§ **To do**: Using the records below, filter for lines that contain the string "Aircrafts" and copy them out.

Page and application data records

-- Opening Marker --

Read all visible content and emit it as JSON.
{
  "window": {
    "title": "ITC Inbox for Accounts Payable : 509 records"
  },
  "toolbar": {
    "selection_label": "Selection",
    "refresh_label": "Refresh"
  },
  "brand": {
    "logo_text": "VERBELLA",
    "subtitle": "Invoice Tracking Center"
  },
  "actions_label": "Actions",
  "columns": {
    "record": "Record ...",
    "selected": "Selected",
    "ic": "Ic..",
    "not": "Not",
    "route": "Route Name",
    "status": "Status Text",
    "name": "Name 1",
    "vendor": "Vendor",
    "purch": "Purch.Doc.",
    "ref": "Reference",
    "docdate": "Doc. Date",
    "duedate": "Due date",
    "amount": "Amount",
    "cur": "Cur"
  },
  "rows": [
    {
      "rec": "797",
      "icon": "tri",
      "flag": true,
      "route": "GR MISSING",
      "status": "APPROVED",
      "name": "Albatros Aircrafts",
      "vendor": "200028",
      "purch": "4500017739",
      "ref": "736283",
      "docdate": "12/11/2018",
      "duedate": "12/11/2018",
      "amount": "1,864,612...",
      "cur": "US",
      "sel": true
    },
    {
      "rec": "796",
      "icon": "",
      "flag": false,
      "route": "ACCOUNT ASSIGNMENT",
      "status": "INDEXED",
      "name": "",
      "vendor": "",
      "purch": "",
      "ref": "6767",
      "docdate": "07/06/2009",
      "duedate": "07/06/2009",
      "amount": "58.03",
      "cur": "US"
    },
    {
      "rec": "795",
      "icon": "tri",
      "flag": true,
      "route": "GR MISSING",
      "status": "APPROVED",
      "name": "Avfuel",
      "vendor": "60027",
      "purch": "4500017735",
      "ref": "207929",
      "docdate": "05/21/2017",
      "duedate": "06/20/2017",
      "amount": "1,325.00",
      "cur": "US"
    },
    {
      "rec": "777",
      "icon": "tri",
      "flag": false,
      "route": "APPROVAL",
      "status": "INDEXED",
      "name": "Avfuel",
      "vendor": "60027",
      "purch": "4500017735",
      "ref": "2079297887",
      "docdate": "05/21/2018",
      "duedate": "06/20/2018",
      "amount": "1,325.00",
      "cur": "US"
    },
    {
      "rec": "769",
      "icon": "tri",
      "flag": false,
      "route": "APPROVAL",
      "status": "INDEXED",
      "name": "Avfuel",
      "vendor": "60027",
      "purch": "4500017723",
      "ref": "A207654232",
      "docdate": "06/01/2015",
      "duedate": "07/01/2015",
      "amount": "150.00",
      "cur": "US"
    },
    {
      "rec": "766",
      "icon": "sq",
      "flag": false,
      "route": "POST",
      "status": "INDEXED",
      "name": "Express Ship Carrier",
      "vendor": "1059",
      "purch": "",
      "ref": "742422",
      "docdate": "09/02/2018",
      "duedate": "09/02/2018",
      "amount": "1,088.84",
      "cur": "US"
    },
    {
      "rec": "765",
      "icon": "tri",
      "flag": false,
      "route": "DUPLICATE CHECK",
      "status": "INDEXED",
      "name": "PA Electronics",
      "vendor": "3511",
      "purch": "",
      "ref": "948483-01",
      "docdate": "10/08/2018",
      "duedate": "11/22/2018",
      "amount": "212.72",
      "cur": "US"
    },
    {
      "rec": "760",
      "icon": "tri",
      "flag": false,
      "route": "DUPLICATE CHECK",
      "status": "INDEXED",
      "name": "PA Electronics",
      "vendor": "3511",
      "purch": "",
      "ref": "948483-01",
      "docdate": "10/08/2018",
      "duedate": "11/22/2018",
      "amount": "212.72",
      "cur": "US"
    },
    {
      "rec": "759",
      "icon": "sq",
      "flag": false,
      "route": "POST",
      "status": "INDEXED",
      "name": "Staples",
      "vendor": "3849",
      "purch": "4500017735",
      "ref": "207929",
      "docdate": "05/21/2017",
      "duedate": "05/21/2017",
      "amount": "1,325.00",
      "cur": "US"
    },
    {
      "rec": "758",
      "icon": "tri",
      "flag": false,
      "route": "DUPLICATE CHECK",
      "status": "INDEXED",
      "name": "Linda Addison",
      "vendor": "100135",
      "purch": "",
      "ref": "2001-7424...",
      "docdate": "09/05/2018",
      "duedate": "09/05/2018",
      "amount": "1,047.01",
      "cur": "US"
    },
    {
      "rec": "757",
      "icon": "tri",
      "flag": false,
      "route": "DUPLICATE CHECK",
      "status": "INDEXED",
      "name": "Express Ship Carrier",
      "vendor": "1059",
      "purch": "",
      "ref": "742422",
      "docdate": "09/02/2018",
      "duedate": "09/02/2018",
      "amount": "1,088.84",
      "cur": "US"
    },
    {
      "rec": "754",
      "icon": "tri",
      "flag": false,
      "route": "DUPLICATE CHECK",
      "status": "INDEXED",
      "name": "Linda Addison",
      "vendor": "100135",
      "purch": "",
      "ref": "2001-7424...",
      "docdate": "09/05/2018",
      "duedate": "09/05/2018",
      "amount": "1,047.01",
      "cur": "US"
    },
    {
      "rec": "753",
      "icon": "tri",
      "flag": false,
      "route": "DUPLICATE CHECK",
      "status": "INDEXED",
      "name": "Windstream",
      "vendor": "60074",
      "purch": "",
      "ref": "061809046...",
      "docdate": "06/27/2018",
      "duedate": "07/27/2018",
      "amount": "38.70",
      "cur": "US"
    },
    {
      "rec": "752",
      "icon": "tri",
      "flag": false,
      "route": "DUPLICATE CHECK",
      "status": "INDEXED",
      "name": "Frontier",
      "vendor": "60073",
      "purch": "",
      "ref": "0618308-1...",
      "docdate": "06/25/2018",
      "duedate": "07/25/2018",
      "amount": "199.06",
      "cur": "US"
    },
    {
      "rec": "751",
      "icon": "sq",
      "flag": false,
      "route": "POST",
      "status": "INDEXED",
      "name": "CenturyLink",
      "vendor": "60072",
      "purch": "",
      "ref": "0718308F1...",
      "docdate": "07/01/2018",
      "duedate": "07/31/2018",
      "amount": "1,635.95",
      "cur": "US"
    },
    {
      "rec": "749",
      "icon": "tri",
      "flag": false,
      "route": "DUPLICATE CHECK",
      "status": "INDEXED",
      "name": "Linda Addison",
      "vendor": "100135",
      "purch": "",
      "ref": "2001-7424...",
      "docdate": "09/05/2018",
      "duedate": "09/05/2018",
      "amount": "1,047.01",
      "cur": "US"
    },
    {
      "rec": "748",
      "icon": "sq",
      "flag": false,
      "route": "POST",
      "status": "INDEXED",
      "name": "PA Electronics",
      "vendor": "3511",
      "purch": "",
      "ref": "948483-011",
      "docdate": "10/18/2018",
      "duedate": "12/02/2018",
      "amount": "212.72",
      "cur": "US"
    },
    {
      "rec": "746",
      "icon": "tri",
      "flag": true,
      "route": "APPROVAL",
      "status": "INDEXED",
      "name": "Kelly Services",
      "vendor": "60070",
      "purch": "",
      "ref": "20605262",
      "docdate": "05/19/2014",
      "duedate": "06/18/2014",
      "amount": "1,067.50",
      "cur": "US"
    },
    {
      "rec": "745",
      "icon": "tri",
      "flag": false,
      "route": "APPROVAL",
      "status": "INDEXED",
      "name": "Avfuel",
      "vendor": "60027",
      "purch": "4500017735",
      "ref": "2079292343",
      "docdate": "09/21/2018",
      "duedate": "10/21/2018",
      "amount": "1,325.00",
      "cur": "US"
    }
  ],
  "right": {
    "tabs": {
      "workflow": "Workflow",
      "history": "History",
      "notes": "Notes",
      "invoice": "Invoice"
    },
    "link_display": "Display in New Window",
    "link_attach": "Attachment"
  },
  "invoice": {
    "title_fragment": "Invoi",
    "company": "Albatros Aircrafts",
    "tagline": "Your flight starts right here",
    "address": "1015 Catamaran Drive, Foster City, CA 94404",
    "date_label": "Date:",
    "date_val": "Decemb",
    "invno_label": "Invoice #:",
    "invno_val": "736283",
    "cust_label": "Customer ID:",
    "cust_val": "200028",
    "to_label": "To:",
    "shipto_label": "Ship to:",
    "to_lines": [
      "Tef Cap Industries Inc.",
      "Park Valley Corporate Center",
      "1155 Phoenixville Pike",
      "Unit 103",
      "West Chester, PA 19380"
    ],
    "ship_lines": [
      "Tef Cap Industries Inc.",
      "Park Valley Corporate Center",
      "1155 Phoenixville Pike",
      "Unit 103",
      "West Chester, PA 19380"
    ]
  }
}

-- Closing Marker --

§ **Result**:
      "name": "Albatros Aircrafts",
    "company": "Albatros Aircrafts",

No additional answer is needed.